## Task statement
An exact copy of every record is needed, with the pictures left out.

## Entries provided
------------
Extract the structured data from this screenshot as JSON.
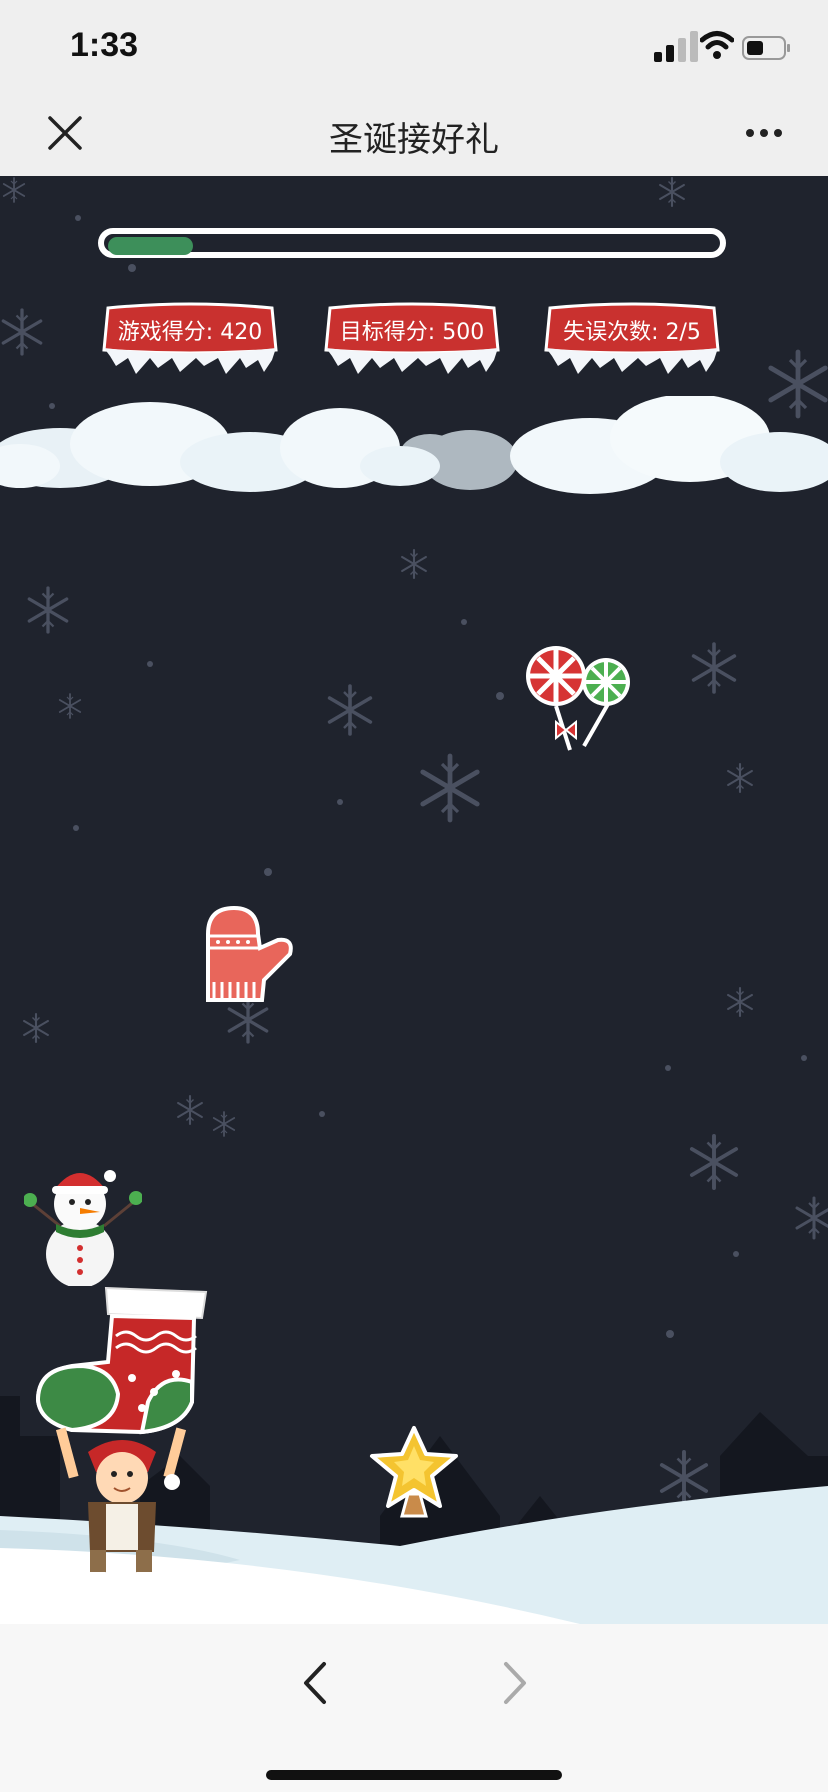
{
  "status_bar": {
    "time": "1:33"
  },
  "nav": {
    "title": "圣诞接好礼"
  },
  "game": {
    "progress_fraction": 0.14,
    "score_label": "游戏得分: 420",
    "target_label": "目标得分: 500",
    "miss_label": "失误次数: 2/5",
    "falling_items": [
      "lollipops",
      "mitten",
      "star"
    ],
    "characters": [
      "snowman",
      "elf-with-stocking"
    ]
  },
  "colors": {
    "stage_bg": "#1f232d",
    "badge_red": "#c9312f",
    "progress_green": "#3d8f5a"
  }
}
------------
## Problem solution
Extract the structured data from this screenshot as JSON.
{
  "status_bar": {
    "time": "1:33"
  },
  "nav": {
    "title": "圣诞接好礼"
  },
  "game": {
    "progress_fraction": 0.14,
    "score_label": "游戏得分: 420",
    "target_label": "目标得分: 500",
    "miss_label": "失误次数: 2/5",
    "falling_items": [
      "lollipops",
      "mitten",
      "star"
    ],
    "characters": [
      "snowman",
      "elf-with-stocking"
    ]
  },
  "colors": {
    "stage_bg": "#1f232d",
    "badge_red": "#c9312f",
    "progress_green": "#3d8f5a"
  }
}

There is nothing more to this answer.